“One thing is for certain, in order for all Americans to realize the American Dream, you’ve got to make sure every child has the necessary foundation to be good readers, good writers, good comprehenders –which means that this nation must do a better job of focusing our education strategy on early childhood development programs.”
– President George W. Bush
“The road to success must include high quality pre-K for every preschooler.”
– Former North Carolina Governor, Jim Hunt
“The best way to maximize state dollars and help our children do better – the best thing to do is to invest in quality pre-K for every child in every community.”
– Former Georgia Senator, Zell Miller
“We need to work hard to help our youngest children arrive on the first day of kindergarten prepared to take advantage of what lies ahead. Across our state, there’s one think educators agree on: Tennessee needs a strong pre-K program.”
– Governor of Tennessee, Phil Bredesen
Bredekamp, S., Washington, V., & J.D. Andrews, Eds. (1998). Children of 2010. Washington, DC: NAEYC.
Christenson,S. (1999). Families and schools: Rights, responsibilities, resources and relationships. In The transition to kindergarten, Eds. R.C. Planta & M.J. Cox, 143-77. Baltimore: Brookes.
Elmore, R. (2002). Bridging the gap between standards and achievement: Report on the imperative for professional development in education. Washington, DC: Albert Shanker Institute.
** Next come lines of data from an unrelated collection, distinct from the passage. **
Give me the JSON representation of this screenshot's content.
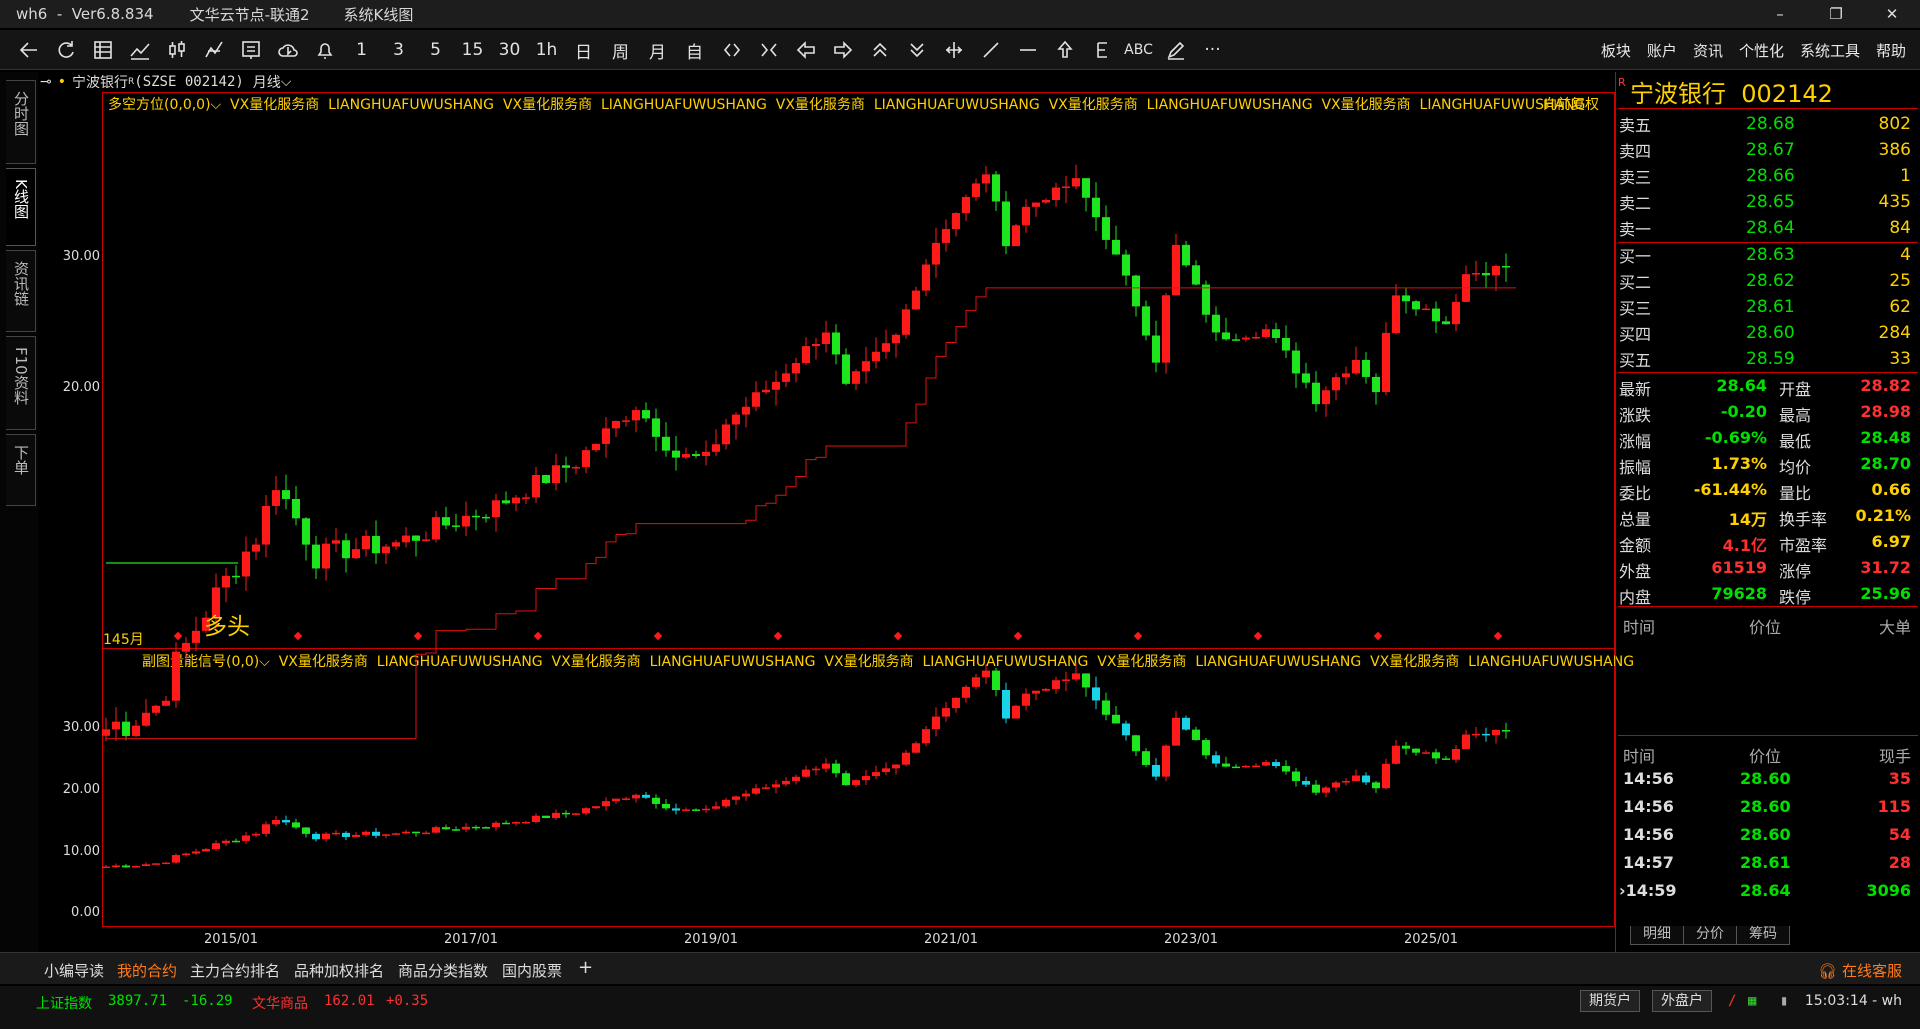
{
  "window": {
    "app": "wh6  -  Ver6.8.834",
    "server": "文华云节点-联通2",
    "view": "系统K线图"
  },
  "window_controls": [
    "–",
    "❐",
    "✕"
  ],
  "menu": [
    "板块",
    "账户",
    "资讯",
    "个性化",
    "系统工具",
    "帮助"
  ],
  "toolbar_text": [
    "1",
    "3",
    "5",
    "15",
    "30",
    "1h",
    "日",
    "周",
    "月",
    "自",
    "ABC",
    "···"
  ],
  "side_tabs": [
    "分时图",
    "K线图",
    "资讯链",
    "F10资料",
    "下单"
  ],
  "stock": {
    "name": "宁波银行",
    "code": "(SZSE 002142)",
    "period": "月线",
    "badge": "R"
  },
  "indicator_main": "多空方位(0,0,0)⌵  VX量化服务商  LIANGHUAFUWUSHANG  VX量化服务商  LIANGHUAFUWUSHANG  VX量化服务商  LIANGHUAFUWUSHANG  VX量化服务商  LIANGHUAFUWUSHANG  VX量化服务商  LIANGHUAFUWUSHANG",
  "fuquan": "向前复权",
  "indicator_sub": "副图量能信号(0,0)⌵  VX量化服务商  LIANGHUAFUWUSHANG  VX量化服务商  LIANGHUAFUWUSHANG  VX量化服务商  LIANGHUAFUWUSHANG  VX量化服务商  LIANGHUAFUWUSHANG  VX量化服务商  LIANGHUAFUWUSHANG",
  "main_labels": {
    "duotou": "多头",
    "count": "145月"
  },
  "y_main": [
    "30.00",
    "20.00"
  ],
  "y_sub": [
    "30.00",
    "20.00",
    "10.00",
    "0.00"
  ],
  "x_axis": [
    "2015/01",
    "2017/01",
    "2019/01",
    "2021/01",
    "2023/01",
    "2025/01"
  ],
  "quote_title": "宁波银行  002142",
  "order_book": {
    "asks": [
      {
        "label": "卖五",
        "price": "28.68",
        "vol": "802"
      },
      {
        "label": "卖四",
        "price": "28.67",
        "vol": "386"
      },
      {
        "label": "卖三",
        "price": "28.66",
        "vol": "1"
      },
      {
        "label": "卖二",
        "price": "28.65",
        "vol": "435"
      },
      {
        "label": "卖一",
        "price": "28.64",
        "vol": "84"
      }
    ],
    "bids": [
      {
        "label": "买一",
        "price": "28.63",
        "vol": "4"
      },
      {
        "label": "买二",
        "price": "28.62",
        "vol": "25"
      },
      {
        "label": "买三",
        "price": "28.61",
        "vol": "62"
      },
      {
        "label": "买四",
        "price": "28.60",
        "vol": "284"
      },
      {
        "label": "买五",
        "price": "28.59",
        "vol": "33"
      }
    ]
  },
  "stats": [
    {
      "l1": "最新",
      "v1": "28.64",
      "c1": "green",
      "l2": "开盘",
      "v2": "28.82",
      "c2": "red"
    },
    {
      "l1": "涨跌",
      "v1": "-0.20",
      "c1": "green",
      "l2": "最高",
      "v2": "28.98",
      "c2": "red"
    },
    {
      "l1": "涨幅",
      "v1": "-0.69%",
      "c1": "green",
      "l2": "最低",
      "v2": "28.48",
      "c2": "green"
    },
    {
      "l1": "振幅",
      "v1": "1.73%",
      "c1": "yel",
      "l2": "均价",
      "v2": "28.70",
      "c2": "green"
    },
    {
      "l1": "委比",
      "v1": "-61.44%",
      "c1": "yel",
      "l2": "量比",
      "v2": "0.66",
      "c2": "yel"
    },
    {
      "l1": "总量",
      "v1": "14万",
      "c1": "yel",
      "l2": "换手率",
      "v2": "0.21%",
      "c2": "yel"
    },
    {
      "l1": "金额",
      "v1": "4.1亿",
      "c1": "red",
      "l2": "市盈率",
      "v2": "6.97",
      "c2": "yel"
    },
    {
      "l1": "外盘",
      "v1": "61519",
      "c1": "red",
      "l2": "涨停",
      "v2": "31.72",
      "c2": "red"
    },
    {
      "l1": "内盘",
      "v1": "79628",
      "c1": "green",
      "l2": "跌停",
      "v2": "25.96",
      "c2": "green"
    }
  ],
  "big_header": [
    "时间",
    "价位",
    "大单"
  ],
  "tick_header": [
    "时间",
    "价位",
    "现手"
  ],
  "ticks": [
    {
      "t": "14:56",
      "p": "28.60",
      "v": "35",
      "pc": "green",
      "vc": "red"
    },
    {
      "t": "14:56",
      "p": "28.60",
      "v": "115",
      "pc": "green",
      "vc": "red"
    },
    {
      "t": "14:56",
      "p": "28.60",
      "v": "54",
      "pc": "green",
      "vc": "red"
    },
    {
      "t": "14:57",
      "p": "28.61",
      "v": "28",
      "pc": "green",
      "vc": "red"
    },
    {
      "t": "›14:59",
      "p": "28.64",
      "v": "3096",
      "pc": "green",
      "vc": "green"
    }
  ],
  "right_tabs": [
    "明细",
    "分价",
    "筹码"
  ],
  "bottom_tabs": [
    "小编导读",
    "我的合约",
    "主力合约排名",
    "品种加权排名",
    "商品分类指数",
    "国内股票",
    "+"
  ],
  "service": "在线客服",
  "status": {
    "idx1_name": "上证指数",
    "idx1_val": "3897.71",
    "idx1_chg": "-16.29",
    "idx2_name": "文华商品",
    "idx2_val": "162.01",
    "idx2_chg": "+0.35",
    "btn1": "期货户",
    "btn2": "外盘户",
    "clock": "15:03:14 - wh"
  },
  "chart_data": {
    "type": "candlestick",
    "period": "monthly",
    "y_axis_ticks": [
      20,
      30
    ],
    "x_ticks": [
      "2015/01",
      "2017/01",
      "2019/01",
      "2021/01",
      "2023/01",
      "2025/01"
    ],
    "anchors": [
      [
        "2014/01",
        6.7
      ],
      [
        "2014/06",
        7.2
      ],
      [
        "2015/04",
        12.2
      ],
      [
        "2015/06",
        14.5
      ],
      [
        "2015/10",
        11.5
      ],
      [
        "2016/01",
        11.8
      ],
      [
        "2016/06",
        12.0
      ],
      [
        "2017/04",
        13.5
      ],
      [
        "2017/12",
        15.5
      ],
      [
        "2018/06",
        18.5
      ],
      [
        "2018/10",
        15.8
      ],
      [
        "2019/01",
        15.6
      ],
      [
        "2019/03",
        17.5
      ],
      [
        "2019/08",
        20.0
      ],
      [
        "2020/01",
        23.5
      ],
      [
        "2020/03",
        19.5
      ],
      [
        "2020/08",
        23.0
      ],
      [
        "2020/12",
        31.0
      ],
      [
        "2021/05",
        38.5
      ],
      [
        "2021/07",
        31.0
      ],
      [
        "2021/09",
        34.5
      ],
      [
        "2022/02",
        37.5
      ],
      [
        "2022/05",
        31.5
      ],
      [
        "2022/10",
        21.5
      ],
      [
        "2022/12",
        30.5
      ],
      [
        "2023/04",
        23.0
      ],
      [
        "2023/09",
        23.5
      ],
      [
        "2024/02",
        19.0
      ],
      [
        "2024/06",
        21.5
      ],
      [
        "2024/08",
        19.5
      ],
      [
        "2024/10",
        26.5
      ],
      [
        "2025/03",
        24.0
      ],
      [
        "2025/05",
        28.0
      ],
      [
        "2025/09",
        28.64
      ]
    ]
  }
}
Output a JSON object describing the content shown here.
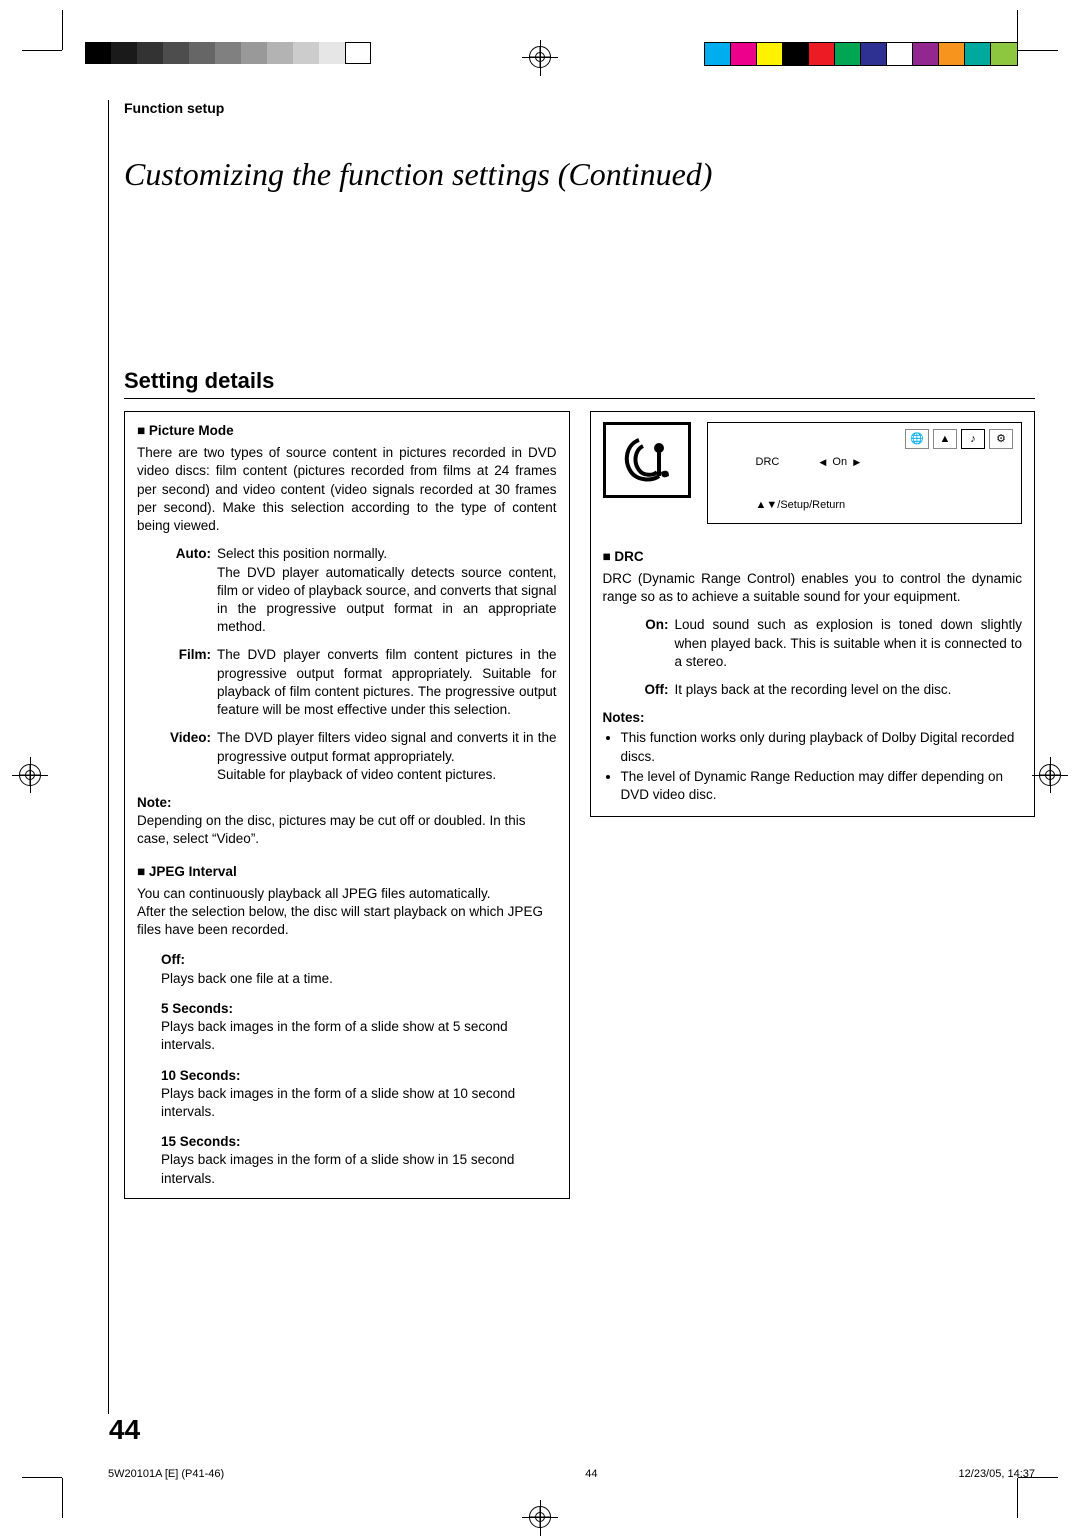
{
  "header": {
    "section": "Function setup",
    "title": "Customizing the function settings (Continued)"
  },
  "sub_header": "Setting details",
  "picture_mode": {
    "title": "Picture Mode",
    "intro": "There are two types of source content in pictures recorded in DVD video discs: film content (pictures recorded from films at 24 frames per second) and video content (video signals recorded at 30 frames per second). Make this selection according to the type of content being viewed.",
    "opts": {
      "auto_label": "Auto:",
      "auto_body": "Select this position normally.\nThe DVD player automatically detects source content, film or video of playback source, and converts that signal in the progressive output format in an appropriate method.",
      "film_label": "Film:",
      "film_body": "The DVD player converts film content pictures in the progressive output format appropriately. Suitable for playback of film content pictures. The progressive output feature will be most effective under this selection.",
      "video_label": "Video:",
      "video_body": "The DVD player filters video signal and converts it in the progressive output format appropriately.\nSuitable for playback of video content pictures."
    },
    "note_label": "Note:",
    "note_body": "Depending on the disc, pictures may be cut off or doubled. In this case, select “Video”."
  },
  "jpeg": {
    "title": "JPEG Interval",
    "intro": "You can continuously playback all JPEG files automatically.\nAfter the selection below, the disc will start playback on which JPEG files have been recorded.",
    "off_label": "Off:",
    "off_body": "Plays back one file at a time.",
    "s5_label": "5 Seconds:",
    "s5_body": "Plays back images in the form of a slide show at 5 second intervals.",
    "s10_label": "10 Seconds:",
    "s10_body": "Plays back images in the form of a slide show at 10 second intervals.",
    "s15_label": "15 Seconds:",
    "s15_body": "Plays back images in the form of a slide show in 15 second intervals."
  },
  "screen": {
    "drc_label": "DRC",
    "value": "On",
    "return": "▲▼/Setup/Return"
  },
  "drc": {
    "title": "DRC",
    "intro": "DRC (Dynamic Range Control) enables you to control the dynamic range so as to achieve a suitable sound for your equipment.",
    "on_label": "On:",
    "on_body": "Loud sound such as explosion is toned down slightly when played back. This is suitable when it is connected to a stereo.",
    "off_label": "Off:",
    "off_body": "It plays back at the recording level on the disc.",
    "notes_label": "Notes:",
    "note1": "This function works only during playback of Dolby Digital recorded discs.",
    "note2": "The level of Dynamic Range Reduction may differ depending on DVD video disc."
  },
  "page_number": "44",
  "footer": {
    "left": "5W20101A [E] (P41-46)",
    "mid": "44",
    "right": "12/23/05, 14:37"
  },
  "colors": {
    "bars": [
      "#00aeef",
      "#ec008c",
      "#fff200",
      "#000000",
      "#ed1c24",
      "#00a651",
      "#2e3192",
      "#ffffff",
      "#92278f",
      "#f7941d",
      "#00a99d",
      "#8dc63f"
    ]
  }
}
Melsels, S., & Atkins-Burnett, S. (2002). The elements of early childhood assessment. In Handbook of early childhood intervention, Eds. J.P. Shonkoff & S.J. Melsels, 231-57. New York: Cambridge University Press.
National Research Council (2000). From neurons to neighborhoods: The science of early childhood development. Eds. J.P. Shonkoff & D.A. Phillips. Washington, DC: National Academy Press.
Schmoker, M., & R.J. Marzano (1999). Realizing the promise of standards-based education. Educational Leadership 56 (6):17-21.
Ann Singleton, Ed.D., Dept. of Education, Union University, Jackson, TN.
Michellle Arant, Ed.D., Assistant Professor of Education, Director of Special Education Institute, University of Tennessee, Martin.